Extracted material:
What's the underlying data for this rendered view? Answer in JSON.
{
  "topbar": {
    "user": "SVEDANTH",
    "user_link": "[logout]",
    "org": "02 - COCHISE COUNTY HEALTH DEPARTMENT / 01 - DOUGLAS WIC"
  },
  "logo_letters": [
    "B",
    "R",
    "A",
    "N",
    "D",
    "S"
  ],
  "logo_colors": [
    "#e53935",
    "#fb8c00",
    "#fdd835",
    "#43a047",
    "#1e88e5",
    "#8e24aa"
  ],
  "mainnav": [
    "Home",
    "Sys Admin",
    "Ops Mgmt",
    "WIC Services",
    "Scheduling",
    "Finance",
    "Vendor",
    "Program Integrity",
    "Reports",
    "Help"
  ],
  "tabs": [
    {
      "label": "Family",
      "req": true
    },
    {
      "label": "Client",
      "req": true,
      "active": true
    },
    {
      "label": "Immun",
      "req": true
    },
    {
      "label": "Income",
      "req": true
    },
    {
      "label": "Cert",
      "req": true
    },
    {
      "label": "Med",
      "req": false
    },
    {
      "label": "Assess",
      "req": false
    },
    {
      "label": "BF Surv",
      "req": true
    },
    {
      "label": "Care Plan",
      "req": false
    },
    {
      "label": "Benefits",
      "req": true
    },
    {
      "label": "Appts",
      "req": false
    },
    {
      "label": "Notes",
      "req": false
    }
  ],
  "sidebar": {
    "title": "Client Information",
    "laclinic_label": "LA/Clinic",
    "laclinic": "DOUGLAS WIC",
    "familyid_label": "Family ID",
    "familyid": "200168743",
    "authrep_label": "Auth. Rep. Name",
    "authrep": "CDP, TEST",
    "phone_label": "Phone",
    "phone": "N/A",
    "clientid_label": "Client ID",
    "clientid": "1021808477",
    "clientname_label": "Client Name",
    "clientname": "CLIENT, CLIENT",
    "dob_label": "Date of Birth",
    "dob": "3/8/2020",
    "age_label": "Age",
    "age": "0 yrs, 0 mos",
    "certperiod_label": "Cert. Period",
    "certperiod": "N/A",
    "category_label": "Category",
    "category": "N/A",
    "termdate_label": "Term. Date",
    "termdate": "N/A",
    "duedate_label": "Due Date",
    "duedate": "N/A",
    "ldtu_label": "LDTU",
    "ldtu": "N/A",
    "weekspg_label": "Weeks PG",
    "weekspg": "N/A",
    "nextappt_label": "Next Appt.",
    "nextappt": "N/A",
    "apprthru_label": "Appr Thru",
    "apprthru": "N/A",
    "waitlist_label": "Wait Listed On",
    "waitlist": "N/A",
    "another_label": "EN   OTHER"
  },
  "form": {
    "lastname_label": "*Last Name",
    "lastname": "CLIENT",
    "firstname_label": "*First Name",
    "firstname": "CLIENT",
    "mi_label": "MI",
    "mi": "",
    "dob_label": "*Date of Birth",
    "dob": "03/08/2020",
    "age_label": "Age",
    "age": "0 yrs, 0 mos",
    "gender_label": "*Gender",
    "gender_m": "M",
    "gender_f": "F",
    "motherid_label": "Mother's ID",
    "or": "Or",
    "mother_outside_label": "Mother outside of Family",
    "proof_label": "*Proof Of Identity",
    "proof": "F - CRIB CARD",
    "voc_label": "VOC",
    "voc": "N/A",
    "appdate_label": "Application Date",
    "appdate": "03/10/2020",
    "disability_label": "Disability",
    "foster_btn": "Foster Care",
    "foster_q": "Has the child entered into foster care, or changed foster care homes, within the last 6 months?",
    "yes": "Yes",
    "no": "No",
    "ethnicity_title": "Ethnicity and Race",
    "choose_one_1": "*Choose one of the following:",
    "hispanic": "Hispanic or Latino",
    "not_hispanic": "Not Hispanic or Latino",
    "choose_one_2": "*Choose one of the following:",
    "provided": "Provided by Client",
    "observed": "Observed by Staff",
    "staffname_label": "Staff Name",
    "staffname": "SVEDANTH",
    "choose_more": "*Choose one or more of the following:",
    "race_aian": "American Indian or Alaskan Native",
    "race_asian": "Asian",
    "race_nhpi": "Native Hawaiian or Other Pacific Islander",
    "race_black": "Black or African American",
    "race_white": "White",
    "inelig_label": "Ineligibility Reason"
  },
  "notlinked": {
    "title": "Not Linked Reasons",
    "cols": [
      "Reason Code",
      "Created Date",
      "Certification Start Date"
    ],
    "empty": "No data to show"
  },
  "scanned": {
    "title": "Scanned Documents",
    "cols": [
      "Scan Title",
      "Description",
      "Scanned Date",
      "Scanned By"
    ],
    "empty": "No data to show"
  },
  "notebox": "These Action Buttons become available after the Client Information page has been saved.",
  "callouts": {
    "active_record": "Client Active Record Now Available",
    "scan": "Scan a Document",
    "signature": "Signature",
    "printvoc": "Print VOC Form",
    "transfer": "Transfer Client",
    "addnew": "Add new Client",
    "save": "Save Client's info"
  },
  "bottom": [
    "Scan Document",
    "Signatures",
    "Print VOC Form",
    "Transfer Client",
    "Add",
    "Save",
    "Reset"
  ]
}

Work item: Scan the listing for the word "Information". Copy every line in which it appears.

Answer box:
    "title": "Client Information",
  "notebox": "These Action Buttons become available after the Client Information page has been saved.",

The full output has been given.